What to do ->
Please read the records below and return each line holding the string "Administrator".

Data to process ->
────────────────────

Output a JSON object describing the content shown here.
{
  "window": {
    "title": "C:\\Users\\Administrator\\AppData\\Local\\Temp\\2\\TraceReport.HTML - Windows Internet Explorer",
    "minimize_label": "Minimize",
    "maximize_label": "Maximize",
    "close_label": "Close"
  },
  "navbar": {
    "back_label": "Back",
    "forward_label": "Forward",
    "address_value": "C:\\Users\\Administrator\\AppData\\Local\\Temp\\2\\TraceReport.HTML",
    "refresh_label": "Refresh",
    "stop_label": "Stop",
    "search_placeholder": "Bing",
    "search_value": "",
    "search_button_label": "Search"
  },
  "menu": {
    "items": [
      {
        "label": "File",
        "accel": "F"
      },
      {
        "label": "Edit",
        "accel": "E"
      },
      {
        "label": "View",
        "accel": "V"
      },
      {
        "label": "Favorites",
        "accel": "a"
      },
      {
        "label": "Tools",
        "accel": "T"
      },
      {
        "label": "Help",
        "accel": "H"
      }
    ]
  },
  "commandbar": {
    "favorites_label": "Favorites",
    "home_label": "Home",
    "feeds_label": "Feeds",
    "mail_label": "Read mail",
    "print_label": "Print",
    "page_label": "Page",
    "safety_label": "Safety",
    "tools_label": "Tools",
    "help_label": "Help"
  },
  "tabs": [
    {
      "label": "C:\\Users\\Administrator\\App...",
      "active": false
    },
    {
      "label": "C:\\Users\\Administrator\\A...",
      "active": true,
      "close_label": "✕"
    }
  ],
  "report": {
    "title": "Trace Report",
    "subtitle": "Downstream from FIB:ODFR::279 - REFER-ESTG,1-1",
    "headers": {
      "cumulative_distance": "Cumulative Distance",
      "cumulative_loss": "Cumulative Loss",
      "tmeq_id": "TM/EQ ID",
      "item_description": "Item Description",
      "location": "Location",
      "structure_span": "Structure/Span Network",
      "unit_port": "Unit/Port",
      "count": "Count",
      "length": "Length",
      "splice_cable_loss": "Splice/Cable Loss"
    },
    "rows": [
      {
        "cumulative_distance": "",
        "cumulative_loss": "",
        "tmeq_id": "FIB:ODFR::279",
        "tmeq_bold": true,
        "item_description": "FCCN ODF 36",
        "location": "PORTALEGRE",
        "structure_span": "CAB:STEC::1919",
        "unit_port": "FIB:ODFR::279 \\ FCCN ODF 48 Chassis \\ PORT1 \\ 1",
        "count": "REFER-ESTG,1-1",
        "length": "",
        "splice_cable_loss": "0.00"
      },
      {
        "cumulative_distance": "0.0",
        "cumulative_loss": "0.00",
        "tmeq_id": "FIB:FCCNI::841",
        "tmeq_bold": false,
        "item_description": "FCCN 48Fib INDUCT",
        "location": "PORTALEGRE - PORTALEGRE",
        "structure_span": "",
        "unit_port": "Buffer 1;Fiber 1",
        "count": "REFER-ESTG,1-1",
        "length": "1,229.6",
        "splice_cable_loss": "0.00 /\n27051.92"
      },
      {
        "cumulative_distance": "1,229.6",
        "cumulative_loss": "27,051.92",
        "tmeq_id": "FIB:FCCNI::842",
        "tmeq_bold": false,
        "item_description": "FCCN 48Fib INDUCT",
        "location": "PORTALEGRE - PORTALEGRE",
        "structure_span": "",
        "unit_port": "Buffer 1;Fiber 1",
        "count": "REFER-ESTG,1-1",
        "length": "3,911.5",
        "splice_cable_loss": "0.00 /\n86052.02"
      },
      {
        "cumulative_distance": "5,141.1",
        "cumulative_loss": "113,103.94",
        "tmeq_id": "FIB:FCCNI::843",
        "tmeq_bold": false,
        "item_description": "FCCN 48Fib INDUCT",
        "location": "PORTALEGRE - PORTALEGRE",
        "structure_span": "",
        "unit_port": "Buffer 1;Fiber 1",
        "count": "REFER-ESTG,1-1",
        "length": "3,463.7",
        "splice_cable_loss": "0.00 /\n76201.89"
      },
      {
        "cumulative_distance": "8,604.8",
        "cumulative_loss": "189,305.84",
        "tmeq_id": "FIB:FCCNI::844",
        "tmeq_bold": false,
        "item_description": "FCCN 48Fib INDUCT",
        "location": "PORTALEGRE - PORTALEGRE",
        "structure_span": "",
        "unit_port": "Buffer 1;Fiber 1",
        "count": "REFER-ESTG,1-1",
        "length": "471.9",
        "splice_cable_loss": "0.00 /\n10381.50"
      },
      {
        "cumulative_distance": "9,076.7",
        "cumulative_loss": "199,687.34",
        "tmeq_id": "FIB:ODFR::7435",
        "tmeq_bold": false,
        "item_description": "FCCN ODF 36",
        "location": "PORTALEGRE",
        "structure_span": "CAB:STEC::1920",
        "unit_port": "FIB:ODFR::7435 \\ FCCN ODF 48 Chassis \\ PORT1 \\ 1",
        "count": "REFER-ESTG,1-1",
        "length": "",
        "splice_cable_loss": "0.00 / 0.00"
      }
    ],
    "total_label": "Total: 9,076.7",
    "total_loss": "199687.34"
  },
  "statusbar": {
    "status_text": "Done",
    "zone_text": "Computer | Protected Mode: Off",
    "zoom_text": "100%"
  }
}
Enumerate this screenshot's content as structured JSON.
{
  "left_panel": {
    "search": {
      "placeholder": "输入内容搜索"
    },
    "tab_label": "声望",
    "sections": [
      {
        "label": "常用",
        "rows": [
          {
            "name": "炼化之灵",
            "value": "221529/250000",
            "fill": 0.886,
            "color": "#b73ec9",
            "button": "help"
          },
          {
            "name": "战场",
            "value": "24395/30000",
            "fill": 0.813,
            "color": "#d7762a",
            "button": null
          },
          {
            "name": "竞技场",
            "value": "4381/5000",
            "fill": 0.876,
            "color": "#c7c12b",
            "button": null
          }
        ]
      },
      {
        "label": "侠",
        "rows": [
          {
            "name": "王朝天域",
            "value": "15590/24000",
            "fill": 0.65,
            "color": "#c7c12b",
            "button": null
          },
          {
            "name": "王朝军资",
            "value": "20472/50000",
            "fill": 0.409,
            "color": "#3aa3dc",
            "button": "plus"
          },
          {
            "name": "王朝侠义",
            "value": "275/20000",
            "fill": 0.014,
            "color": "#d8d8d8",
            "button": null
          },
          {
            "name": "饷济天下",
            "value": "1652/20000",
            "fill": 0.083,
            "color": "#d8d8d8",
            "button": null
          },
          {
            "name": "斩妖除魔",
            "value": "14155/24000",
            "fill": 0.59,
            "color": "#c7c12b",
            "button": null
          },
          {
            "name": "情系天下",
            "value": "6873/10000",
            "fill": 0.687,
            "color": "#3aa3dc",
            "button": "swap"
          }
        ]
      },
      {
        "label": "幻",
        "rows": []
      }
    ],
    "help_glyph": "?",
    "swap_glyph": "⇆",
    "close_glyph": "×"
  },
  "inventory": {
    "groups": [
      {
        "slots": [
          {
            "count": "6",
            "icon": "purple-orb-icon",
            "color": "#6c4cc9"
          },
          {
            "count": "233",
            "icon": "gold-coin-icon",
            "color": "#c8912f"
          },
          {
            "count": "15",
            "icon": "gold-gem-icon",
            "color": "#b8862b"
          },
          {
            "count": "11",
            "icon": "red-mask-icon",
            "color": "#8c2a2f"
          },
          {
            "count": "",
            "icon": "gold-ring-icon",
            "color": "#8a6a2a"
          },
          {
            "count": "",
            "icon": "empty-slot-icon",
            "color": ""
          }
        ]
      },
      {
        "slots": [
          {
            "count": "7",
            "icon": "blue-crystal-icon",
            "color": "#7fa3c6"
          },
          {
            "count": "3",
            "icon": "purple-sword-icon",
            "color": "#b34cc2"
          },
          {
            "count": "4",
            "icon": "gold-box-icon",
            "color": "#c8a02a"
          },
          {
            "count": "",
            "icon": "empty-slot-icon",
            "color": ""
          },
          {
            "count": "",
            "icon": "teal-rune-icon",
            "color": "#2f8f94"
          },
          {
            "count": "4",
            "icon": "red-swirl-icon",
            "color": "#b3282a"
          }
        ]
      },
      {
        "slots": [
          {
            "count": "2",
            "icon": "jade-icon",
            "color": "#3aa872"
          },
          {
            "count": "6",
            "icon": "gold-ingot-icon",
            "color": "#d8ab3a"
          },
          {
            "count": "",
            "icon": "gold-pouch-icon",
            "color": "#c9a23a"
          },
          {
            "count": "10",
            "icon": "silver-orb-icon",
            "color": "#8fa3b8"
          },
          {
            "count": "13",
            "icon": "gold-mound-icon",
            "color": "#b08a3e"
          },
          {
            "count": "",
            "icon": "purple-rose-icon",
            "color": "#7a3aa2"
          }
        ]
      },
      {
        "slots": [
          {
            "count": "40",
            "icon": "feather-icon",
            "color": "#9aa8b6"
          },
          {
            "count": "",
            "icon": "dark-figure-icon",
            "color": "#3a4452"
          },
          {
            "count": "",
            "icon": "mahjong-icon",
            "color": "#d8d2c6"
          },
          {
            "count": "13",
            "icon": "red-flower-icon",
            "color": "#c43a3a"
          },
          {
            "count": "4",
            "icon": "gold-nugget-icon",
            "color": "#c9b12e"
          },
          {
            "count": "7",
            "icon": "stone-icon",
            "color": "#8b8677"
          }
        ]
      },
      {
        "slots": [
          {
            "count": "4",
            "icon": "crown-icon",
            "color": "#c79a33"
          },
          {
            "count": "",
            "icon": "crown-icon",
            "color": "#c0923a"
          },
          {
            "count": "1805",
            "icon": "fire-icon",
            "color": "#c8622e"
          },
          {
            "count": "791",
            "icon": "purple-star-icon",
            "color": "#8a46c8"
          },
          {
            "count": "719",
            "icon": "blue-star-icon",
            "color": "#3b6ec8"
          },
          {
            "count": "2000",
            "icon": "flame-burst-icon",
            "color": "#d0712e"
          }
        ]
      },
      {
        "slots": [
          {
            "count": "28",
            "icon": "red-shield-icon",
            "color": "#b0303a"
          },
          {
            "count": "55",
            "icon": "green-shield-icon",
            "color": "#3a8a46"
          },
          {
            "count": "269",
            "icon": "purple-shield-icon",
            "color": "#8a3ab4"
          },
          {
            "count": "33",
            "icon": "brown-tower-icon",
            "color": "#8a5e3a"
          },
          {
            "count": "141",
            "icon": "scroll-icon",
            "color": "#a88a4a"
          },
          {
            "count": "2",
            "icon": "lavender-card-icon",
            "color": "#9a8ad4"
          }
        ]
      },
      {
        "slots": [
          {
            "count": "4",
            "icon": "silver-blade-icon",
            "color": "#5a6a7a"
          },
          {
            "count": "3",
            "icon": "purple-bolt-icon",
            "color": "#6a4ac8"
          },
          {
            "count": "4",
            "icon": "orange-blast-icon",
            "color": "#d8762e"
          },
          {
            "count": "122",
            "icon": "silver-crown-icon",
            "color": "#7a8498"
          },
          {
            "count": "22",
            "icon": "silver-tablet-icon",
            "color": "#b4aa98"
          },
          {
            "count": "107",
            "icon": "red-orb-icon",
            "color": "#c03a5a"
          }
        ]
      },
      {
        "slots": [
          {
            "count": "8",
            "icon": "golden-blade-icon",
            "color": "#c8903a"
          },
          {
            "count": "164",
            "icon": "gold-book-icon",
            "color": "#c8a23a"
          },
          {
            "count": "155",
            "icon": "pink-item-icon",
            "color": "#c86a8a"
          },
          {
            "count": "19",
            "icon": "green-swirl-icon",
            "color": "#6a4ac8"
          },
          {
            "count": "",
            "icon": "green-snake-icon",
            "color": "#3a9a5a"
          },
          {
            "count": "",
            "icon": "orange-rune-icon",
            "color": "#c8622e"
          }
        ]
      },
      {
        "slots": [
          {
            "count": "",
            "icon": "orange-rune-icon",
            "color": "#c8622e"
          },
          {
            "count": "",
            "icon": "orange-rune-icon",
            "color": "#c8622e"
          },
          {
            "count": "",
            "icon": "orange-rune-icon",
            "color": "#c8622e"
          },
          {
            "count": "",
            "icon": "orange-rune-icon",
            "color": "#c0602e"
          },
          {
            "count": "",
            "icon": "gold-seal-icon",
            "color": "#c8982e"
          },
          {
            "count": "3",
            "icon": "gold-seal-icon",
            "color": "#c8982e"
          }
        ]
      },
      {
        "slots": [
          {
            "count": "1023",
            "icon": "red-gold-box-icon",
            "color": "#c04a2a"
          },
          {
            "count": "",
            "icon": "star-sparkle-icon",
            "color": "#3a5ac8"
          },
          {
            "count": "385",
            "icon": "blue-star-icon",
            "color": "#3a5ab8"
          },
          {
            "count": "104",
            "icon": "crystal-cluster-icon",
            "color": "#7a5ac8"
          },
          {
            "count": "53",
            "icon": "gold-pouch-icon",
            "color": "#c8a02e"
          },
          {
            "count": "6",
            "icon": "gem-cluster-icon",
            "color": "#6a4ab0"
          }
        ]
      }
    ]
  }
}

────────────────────

Result ->
    "title": "C:\\Users\\Administrator\\AppData\\Local\\Temp\\2\\TraceReport.HTML - Windows Internet Explorer",
    "address_value": "C:\\Users\\Administrator\\AppData\\Local\\Temp\\2\\TraceReport.HTML",
      "label": "C:\\Users\\Administrator\\App...",
      "label": "C:\\Users\\Administrator\\A...",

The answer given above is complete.